When you put down a Murakami book, either in the middle somewhere for a break, or at the end while waiting for the full effect to wash back over you like a sleeper wave, or shake you like an aftershock even bigger than the original earthquake, the leaves on the tree will look distinct. You’ll be looking into alley-ends for ladders, and for magical manhole covers. Life will look both more serious and ridiculously collapsed into something bigger. Put on a Tom Waits album and have a cup of tea. You may get used to it, but you’ll never get over it.

{“I’m entering Book Riot’s START HERE, Vol. 2 Write-In Giveaway”}

“The Heavy Hand of the UUA”

Note: An edited version of this letter appeared in the Fall 2012 edition of UU World (Vol. XXVI No.3)  The full text follows:

UU World
25 Beacon Street
Boston MA 02108-2803
June 1, 2012

Dear Editor,

Why do I feel so disconnected from the UUA as represented in UU World? I read our national magazine with increasing alienation, despite my deep identification as a UU and my vital connection with my own congregation.

I’m feeling marginalized and manipulated. The UUA idea of “proactive leadership” is to wrangle the cattle in this balky herd and drive them in a particular direction.

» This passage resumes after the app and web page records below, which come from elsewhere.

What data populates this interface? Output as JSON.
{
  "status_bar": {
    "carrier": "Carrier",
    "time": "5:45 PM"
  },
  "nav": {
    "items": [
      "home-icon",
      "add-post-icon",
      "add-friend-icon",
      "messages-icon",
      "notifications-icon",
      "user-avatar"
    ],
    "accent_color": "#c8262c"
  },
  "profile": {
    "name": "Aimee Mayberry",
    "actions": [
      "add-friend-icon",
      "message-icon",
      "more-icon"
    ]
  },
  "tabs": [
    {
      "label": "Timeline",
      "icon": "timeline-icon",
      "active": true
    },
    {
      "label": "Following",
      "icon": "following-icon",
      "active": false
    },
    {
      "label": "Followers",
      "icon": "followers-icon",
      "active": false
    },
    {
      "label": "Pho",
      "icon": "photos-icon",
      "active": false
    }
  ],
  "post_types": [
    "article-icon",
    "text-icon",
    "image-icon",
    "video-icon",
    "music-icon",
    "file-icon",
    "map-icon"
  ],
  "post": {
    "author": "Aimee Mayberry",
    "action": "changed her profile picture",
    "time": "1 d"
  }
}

There’s a lot of shouting, and dogs nipping our heels, and neglect of the needs of the individual cattle, or even the herd, once we’ve been branded and secured as a resource. Seems like there must be different, better cows out there to rope in to increase the herd, and this motive drives our wranglers, who want to move us in directions the current stubborn herd seem reluctant to go.

Thus we get inspiring stories in the UU World about people and congregations that are moving in the “right” directions, toward the failed utopian vision of a multicultural, multilingual Unitarian Universalism, a vision that no longer moves or inspires me, or that I even consider achievable in our current world. Having rejected the idea of the melting pot as disrespectful to original heritage, must we really adopt the culture and language of the target demographics, at the expense of our current membership, congregational self-determination, and even our theology? What does this do the vitality of our congregations and the inspiration of our Sunday services?

Contrast this “herd” analogy with the tribal leader in the movie “The Emerald Forest,” in which an American engineer has returned to the Brazilian rainforest. His young son was kidnapped by original inhabitants years before, adopted into the tribe, and is now a young adult. The frustrated contractor finally meets the tribal leader and asks him to return his teenaged son:

The engineer: “Tell him to come and visit. He can choose.”
The Chief: “If I tell a man to do what he does not want to do, I am no longer chief.”

As a college-educated, 30-year, English as a first language UU of mostly European background, I feel not only neglected, but looked down upon as not the demographic the UUA craves in our congregations. In reading the UU World, the leadership appears to distrust congregational polity and consider themselves prophetic – more moral and farsighted than the mere congregations, which need to be directed and led – although that clearly is not in the spirit of our Principles. Consider the policy of the UU World to print letters to the editor only in response to published articles. Members can respond on approved topics but not initiate neglected topics or acknowledge elephants bashing about in the living room. The guidelines for submission have no channel for reader-initiated articles, only for suggestions to the editorial staff – the heavy hand that holds the reins of the wranglers.

I wish that, rather than hammering on goals and directions hashed out in the ivory towers of Boston, our leadership focused instead on discerning, articulating, and manifesting the direction the current membership wants to traverse.

Ellen Lawrence Skagerberg
Santa Rosa, California
member: UU Congregation, Santa Rosa (California)